No American remake is likely to duplicate To’s relentless forward momentum or his refusal to waste time on the jokey character byplay Hollywood audiences are used to. Maybe it can simulate this movie’s noirish blend of stoicism and fatalism – qualities arguably borrowed from classic American crime cinema in the first place – but there’s no way in hell it will end on the same chord of cataclysmic, even nihilistic violence To strikes in “Drug War.” All this daring and initiative and skullduggery, on the part of cops and criminals alike, leads to the same destination. In fact, “Drug War” comes about as close to social criticism as a mainstream Chinese filmmaker can go in the contemporary climate, engaging issues like the death penalty (routinely handed out to mid-level drug dealers), police misconduct and official corruption. Some critics who follow the Chinese film world have even suggested that To took this assignment partly to see how much he could get away with. He gets a wider berth than others might, I’m guessing, partly because he’s a big name from Hong Kong, and partly because he’s making a thriller and disavows any specific political agenda.
Which brings us to the biggest thing the Hollywood remake of “Drug War” won’t have: China. To and his longtime cinematographer, Cheng Siu-keung, set free from the vertical and constricted landscape of Hong Kong, have embraced both the enormous physical scale of the mainland and its ruthless economic dynamism. In between the shootouts and tense surveillance scenes, “Drug War” is also a road movie with a social-realist streak.

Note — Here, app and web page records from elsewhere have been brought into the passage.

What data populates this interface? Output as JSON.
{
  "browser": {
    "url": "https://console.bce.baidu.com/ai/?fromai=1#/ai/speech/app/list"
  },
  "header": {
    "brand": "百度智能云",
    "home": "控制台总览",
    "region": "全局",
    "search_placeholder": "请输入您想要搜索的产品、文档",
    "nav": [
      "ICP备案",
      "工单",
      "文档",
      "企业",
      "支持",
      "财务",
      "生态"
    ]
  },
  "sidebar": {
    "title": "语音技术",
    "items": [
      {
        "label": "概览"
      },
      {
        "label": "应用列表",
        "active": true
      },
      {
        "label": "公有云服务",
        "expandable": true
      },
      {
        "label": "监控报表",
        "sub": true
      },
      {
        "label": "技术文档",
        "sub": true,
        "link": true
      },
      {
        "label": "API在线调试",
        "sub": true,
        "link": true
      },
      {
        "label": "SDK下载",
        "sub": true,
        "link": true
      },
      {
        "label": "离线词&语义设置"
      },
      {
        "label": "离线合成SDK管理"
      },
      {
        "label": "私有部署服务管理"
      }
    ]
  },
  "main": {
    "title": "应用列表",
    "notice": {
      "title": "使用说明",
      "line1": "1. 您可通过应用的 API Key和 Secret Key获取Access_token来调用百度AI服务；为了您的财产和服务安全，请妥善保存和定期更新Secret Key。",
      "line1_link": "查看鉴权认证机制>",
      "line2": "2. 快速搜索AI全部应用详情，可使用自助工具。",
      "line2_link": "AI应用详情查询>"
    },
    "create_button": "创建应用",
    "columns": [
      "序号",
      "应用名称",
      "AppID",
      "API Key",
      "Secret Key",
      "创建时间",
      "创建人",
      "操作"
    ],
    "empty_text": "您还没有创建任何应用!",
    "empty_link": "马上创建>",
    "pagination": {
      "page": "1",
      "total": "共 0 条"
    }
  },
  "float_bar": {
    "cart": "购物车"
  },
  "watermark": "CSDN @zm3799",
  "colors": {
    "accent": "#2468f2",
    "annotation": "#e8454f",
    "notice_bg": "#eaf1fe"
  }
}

We follow Zhang and his detectives from city to city on high-speed rail, witness a police sting operation staged at a turnpike tollgate, trail a pair of crackhead truck drivers to an impromptu roadside café in the middle of nowhere, and visit a privately owned port where a fleet of ships stands ready to transport dope of all varieties to Korea, Japan and beyond. Then there’s Timmy Choi’s meth-cooking lab in a distant provincial city, provided over by a pair of sweet-faced deaf brothers who turn out to be deadly in a gunfight. (There’s nothing especially Chinese about that, but To’s longtime fans will appreciate finding a few bizarre, gothic details amid this largely businesslike film.)
If the “good guys” win at the end of “Drug War,” they do so only in the most nominal and technical sense. I’m actually a little surprised that To got away with the climactic gunfight and the wrenching final scene (don’t worry, I’m not telling), both of which depict things rarely or never seen on screen in mainland Chinese films. At least as To and his collaborators tell the story in this terrifically atmospheric thriller, China’s drug war has yielded much the same lessons as America’s: If the drug trade is evil, the attempt to stop it is arrogant, wasteful and doomed. Everybody loses, and the whole society is cheapened and corrupted.
"Drug War" is now playing at the IFC Center in New York. It opens Aug. 2 at the Sundance Sunset Cinema in Los Angeles; Aug. 9 in Chicago, Montreal, Seattle, Toronto and Vancouver, Canada; Aug. 16 in Denver, Honolulu, Houston, Philadelphia, Phoenix and Portland, Ore.; and Aug. 23 in Minneapolis and Austin, Texas, with more cities and home video to follow.